▶ **EXERCISE**: Collect all lines below with the string "borrows".

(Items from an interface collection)
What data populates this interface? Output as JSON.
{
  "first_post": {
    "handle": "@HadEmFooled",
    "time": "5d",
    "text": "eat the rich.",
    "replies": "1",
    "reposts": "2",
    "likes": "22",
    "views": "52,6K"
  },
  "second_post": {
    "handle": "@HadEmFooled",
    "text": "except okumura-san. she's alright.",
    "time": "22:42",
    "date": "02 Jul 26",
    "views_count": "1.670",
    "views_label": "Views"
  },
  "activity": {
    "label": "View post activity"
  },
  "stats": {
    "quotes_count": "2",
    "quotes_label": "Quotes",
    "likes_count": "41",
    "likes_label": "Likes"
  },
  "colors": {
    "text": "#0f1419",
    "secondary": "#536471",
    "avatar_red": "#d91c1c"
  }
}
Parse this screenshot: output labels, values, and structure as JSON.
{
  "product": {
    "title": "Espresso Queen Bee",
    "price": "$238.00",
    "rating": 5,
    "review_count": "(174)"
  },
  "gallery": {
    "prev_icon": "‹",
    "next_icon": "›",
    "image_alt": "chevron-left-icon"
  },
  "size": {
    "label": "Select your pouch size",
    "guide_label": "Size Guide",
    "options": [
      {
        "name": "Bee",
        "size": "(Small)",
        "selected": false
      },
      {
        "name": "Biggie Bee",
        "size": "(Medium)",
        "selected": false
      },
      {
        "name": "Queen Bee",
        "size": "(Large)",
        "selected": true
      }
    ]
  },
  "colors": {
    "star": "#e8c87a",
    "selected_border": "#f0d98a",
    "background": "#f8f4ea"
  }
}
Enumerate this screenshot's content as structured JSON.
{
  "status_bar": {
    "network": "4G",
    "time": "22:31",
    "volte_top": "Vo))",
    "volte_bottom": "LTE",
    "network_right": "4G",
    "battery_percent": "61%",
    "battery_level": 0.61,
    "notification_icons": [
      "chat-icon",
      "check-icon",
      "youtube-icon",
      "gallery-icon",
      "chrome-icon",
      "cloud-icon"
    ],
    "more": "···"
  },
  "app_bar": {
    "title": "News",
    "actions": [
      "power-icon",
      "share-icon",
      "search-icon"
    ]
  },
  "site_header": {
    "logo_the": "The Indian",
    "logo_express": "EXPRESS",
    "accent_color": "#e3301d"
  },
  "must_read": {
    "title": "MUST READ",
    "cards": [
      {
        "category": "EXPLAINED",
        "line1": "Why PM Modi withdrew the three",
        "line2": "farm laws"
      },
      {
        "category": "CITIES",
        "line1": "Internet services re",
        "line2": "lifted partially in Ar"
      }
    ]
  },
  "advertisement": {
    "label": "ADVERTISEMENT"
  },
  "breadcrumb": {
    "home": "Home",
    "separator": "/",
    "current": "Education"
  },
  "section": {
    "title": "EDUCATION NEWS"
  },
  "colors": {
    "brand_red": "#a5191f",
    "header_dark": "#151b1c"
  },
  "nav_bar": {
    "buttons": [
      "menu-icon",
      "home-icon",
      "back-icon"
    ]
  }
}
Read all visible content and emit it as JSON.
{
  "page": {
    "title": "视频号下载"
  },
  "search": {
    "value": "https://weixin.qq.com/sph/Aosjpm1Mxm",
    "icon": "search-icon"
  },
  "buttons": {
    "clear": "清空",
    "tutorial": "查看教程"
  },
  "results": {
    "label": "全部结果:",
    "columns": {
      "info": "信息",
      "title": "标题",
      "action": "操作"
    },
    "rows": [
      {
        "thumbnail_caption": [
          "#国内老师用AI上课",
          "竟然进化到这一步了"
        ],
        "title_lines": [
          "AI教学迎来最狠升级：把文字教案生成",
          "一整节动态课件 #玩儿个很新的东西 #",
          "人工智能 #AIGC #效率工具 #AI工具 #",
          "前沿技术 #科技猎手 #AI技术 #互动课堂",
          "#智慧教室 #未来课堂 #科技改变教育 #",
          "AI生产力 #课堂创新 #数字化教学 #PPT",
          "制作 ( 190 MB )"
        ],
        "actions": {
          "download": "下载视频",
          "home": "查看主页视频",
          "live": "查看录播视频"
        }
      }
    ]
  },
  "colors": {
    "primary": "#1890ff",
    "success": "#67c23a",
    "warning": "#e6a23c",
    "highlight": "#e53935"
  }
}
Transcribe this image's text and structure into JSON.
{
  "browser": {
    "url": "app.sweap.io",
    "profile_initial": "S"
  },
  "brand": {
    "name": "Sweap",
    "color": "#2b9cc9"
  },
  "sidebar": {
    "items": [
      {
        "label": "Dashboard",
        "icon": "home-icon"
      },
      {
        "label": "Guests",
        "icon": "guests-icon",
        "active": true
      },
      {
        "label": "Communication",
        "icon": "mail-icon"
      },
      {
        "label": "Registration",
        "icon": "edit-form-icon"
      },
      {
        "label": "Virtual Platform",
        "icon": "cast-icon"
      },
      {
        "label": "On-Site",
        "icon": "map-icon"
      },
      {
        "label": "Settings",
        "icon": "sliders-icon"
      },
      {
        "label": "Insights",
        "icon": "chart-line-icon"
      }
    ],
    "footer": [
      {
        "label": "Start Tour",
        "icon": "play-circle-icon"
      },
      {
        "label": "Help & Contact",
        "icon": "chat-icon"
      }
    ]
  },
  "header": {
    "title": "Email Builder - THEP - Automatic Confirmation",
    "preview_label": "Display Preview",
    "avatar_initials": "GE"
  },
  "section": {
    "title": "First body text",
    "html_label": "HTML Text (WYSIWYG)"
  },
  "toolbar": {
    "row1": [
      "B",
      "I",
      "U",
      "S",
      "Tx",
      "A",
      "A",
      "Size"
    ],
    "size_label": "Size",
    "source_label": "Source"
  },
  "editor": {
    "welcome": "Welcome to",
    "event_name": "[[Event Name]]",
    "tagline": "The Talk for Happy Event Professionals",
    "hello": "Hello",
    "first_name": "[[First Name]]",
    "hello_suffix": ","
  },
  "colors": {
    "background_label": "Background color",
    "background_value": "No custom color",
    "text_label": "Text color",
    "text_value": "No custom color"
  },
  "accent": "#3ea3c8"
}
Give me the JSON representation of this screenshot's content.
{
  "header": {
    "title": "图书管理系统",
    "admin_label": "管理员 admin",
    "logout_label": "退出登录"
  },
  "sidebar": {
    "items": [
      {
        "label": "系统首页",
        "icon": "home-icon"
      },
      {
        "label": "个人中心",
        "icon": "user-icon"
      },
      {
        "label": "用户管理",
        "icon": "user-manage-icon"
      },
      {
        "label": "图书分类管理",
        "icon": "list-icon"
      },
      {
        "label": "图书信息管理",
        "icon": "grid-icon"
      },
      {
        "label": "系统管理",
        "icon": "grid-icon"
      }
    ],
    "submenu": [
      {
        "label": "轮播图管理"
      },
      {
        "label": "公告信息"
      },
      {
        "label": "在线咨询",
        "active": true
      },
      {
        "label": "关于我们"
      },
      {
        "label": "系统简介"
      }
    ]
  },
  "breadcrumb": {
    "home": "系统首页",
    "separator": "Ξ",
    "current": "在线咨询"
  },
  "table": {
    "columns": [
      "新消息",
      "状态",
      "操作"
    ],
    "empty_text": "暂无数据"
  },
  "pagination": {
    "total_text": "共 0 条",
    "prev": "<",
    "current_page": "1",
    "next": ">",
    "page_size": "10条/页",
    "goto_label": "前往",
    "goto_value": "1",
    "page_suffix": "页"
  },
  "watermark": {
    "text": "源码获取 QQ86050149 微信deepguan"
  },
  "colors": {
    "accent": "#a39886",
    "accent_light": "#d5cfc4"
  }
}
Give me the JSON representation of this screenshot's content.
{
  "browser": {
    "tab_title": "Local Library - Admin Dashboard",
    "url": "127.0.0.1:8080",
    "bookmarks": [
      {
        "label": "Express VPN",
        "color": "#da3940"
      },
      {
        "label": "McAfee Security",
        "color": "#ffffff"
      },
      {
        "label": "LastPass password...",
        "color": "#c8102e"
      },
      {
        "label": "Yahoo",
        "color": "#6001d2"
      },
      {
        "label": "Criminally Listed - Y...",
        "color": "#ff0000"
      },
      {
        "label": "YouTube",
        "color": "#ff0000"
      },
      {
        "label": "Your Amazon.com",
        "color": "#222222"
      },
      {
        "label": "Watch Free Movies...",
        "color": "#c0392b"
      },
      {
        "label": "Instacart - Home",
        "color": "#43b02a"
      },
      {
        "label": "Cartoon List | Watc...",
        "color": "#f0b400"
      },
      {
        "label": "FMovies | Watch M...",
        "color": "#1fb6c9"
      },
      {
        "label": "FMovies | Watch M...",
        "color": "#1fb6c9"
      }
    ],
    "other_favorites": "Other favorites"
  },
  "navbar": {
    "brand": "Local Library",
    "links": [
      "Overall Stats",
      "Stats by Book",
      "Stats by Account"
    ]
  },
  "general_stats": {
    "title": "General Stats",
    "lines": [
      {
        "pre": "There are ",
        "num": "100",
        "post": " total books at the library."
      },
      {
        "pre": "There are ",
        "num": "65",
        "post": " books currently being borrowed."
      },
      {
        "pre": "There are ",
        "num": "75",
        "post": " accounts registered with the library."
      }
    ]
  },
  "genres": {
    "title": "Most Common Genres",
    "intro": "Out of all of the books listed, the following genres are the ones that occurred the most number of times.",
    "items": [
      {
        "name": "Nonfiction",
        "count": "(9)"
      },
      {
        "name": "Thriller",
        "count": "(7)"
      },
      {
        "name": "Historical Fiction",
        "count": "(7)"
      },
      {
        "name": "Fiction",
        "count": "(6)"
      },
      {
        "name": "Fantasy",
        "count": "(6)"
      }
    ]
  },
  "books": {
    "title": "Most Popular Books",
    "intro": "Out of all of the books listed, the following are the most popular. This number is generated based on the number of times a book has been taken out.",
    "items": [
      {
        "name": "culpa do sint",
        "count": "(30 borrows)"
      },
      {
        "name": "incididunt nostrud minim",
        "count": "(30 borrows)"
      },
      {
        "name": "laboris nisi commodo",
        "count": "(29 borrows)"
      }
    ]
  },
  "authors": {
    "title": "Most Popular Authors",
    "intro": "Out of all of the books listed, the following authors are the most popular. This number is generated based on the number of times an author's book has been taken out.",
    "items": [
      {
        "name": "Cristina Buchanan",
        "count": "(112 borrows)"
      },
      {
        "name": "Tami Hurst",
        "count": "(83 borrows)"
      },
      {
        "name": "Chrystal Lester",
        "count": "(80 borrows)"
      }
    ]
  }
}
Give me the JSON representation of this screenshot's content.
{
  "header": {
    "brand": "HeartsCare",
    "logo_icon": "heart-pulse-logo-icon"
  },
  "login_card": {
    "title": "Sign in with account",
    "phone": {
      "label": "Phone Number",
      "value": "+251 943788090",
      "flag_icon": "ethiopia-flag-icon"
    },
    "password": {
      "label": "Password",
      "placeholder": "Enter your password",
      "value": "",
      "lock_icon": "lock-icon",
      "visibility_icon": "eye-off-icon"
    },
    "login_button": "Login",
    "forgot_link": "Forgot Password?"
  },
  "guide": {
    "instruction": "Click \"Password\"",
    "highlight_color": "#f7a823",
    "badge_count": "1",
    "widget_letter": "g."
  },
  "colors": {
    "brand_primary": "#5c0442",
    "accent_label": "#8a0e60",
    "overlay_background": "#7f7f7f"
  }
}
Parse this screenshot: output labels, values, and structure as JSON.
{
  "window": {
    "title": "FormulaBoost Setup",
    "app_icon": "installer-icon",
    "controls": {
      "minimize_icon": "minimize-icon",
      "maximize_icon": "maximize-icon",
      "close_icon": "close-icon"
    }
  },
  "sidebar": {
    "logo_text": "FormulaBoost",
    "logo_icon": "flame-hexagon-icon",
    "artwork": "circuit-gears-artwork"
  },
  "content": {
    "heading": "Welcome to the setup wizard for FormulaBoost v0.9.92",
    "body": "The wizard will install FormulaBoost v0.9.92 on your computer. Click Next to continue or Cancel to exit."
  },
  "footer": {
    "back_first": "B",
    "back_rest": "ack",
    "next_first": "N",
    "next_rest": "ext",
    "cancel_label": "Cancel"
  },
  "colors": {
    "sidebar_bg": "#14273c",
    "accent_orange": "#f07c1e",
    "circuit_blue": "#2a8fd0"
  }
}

▶ **TASK OUTPUT**:
        "count": "(30 borrows)"
        "count": "(30 borrows)"
        "count": "(29 borrows)"
        "count": "(112 borrows)"
        "count": "(83 borrows)"
        "count": "(80 borrows)"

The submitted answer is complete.